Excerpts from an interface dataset
----

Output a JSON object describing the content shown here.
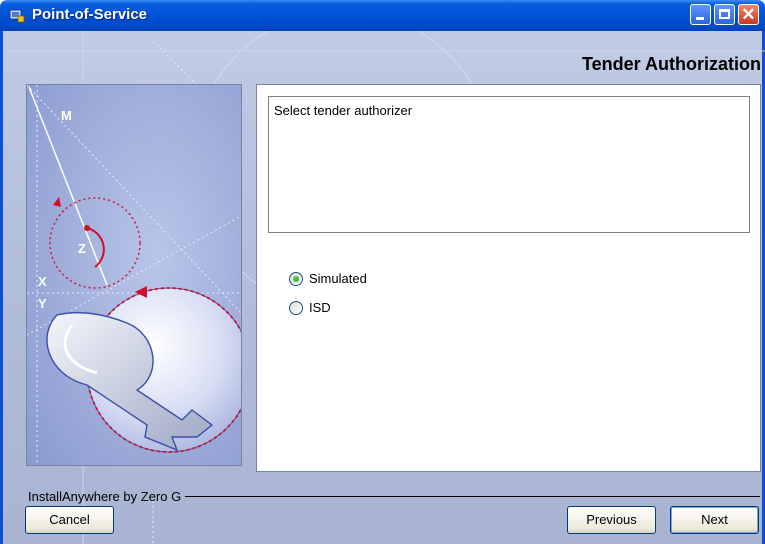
{
  "window": {
    "title": "Point-of-Service",
    "controls": [
      "minimize-icon",
      "maximize-icon",
      "close-icon"
    ],
    "close_glyph": "✕"
  },
  "panel": {
    "title": "Tender Authorization",
    "description": "Select tender authorizer"
  },
  "illustration": {
    "labels": [
      "M",
      "Z",
      "X",
      "Y"
    ]
  },
  "options": {
    "items": [
      {
        "label": "Simulated",
        "selected": true
      },
      {
        "label": "ISD",
        "selected": false
      }
    ]
  },
  "footer": {
    "brand": "InstallAnywhere by Zero G",
    "cancel_label": "Cancel",
    "previous_label": "Previous",
    "next_label": "Next"
  },
  "colors": {
    "titlebar": "#0052d6",
    "body": "#b4bfdc",
    "accent_red": "#d0102a"
  }
}
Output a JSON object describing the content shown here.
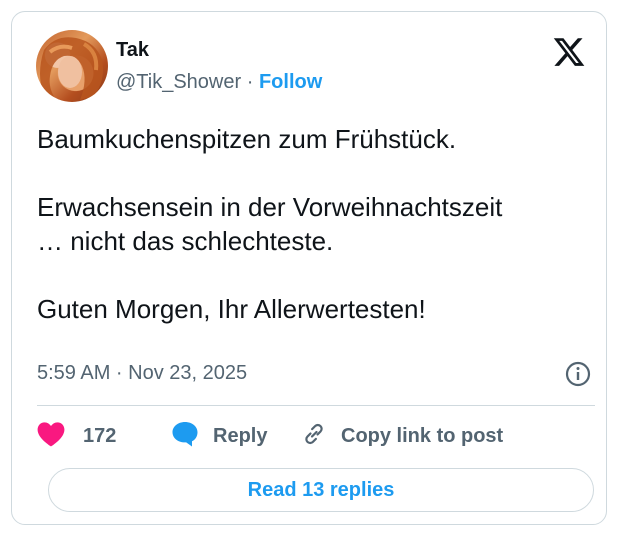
{
  "author": {
    "name": "Tak",
    "handle": "@Tik_Shower",
    "separator": "·",
    "follow_label": "Follow"
  },
  "tweet": {
    "lines": [
      "Baumkuchenspitzen zum Frühstück.",
      "Erwachsensein in der Vorweihnachtszeit",
      "… nicht das schlechteste.",
      "Guten Morgen, Ihr Allerwertesten!"
    ],
    "timestamp": "5:59 AM · Nov 23, 2025"
  },
  "actions": {
    "like_count": "172",
    "reply_label": "Reply",
    "copy_label": "Copy link to post"
  },
  "read_replies_label": "Read 13 replies",
  "colors": {
    "accent": "#1d9bf0",
    "like": "#f91880",
    "text": "#0f1419",
    "muted": "#536471",
    "border": "#cfd9de"
  },
  "icons": [
    "x-logo-icon",
    "info-icon",
    "heart-icon",
    "reply-bubble-icon",
    "link-icon"
  ]
}
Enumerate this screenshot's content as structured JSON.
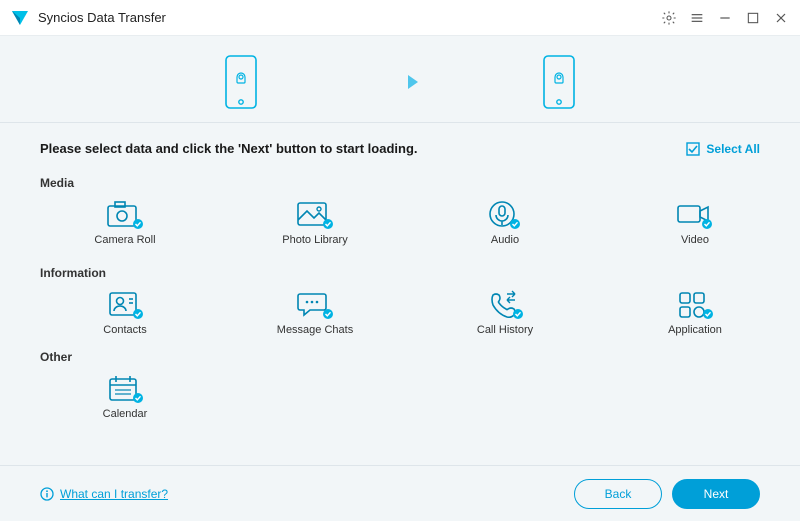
{
  "titlebar": {
    "app_name": "Syncios Data Transfer",
    "icons": {
      "logo": "syncios-logo",
      "settings": "gear-icon",
      "menu": "menu-icon",
      "minimize": "minimize-icon",
      "maximize": "maximize-icon",
      "close": "close-icon"
    }
  },
  "instruction": "Please select data and click the 'Next' button to start loading.",
  "select_all_label": "Select All",
  "sections": {
    "media": {
      "title": "Media",
      "items": [
        {
          "label": "Camera Roll",
          "icon": "camera-roll-icon"
        },
        {
          "label": "Photo Library",
          "icon": "photo-library-icon"
        },
        {
          "label": "Audio",
          "icon": "audio-icon"
        },
        {
          "label": "Video",
          "icon": "video-icon"
        }
      ]
    },
    "information": {
      "title": "Information",
      "items": [
        {
          "label": "Contacts",
          "icon": "contacts-icon"
        },
        {
          "label": "Message Chats",
          "icon": "message-chats-icon"
        },
        {
          "label": "Call History",
          "icon": "call-history-icon"
        },
        {
          "label": "Application",
          "icon": "application-icon"
        }
      ]
    },
    "other": {
      "title": "Other",
      "items": [
        {
          "label": "Calendar",
          "icon": "calendar-icon"
        }
      ]
    }
  },
  "footer": {
    "help_label": "What can I transfer?",
    "back_label": "Back",
    "next_label": "Next"
  },
  "colors": {
    "accent": "#009fd8"
  }
}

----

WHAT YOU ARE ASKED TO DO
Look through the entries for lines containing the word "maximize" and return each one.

SOLUTION BELOW
      "maximize-icon",
      "maximize": "maximize-icon",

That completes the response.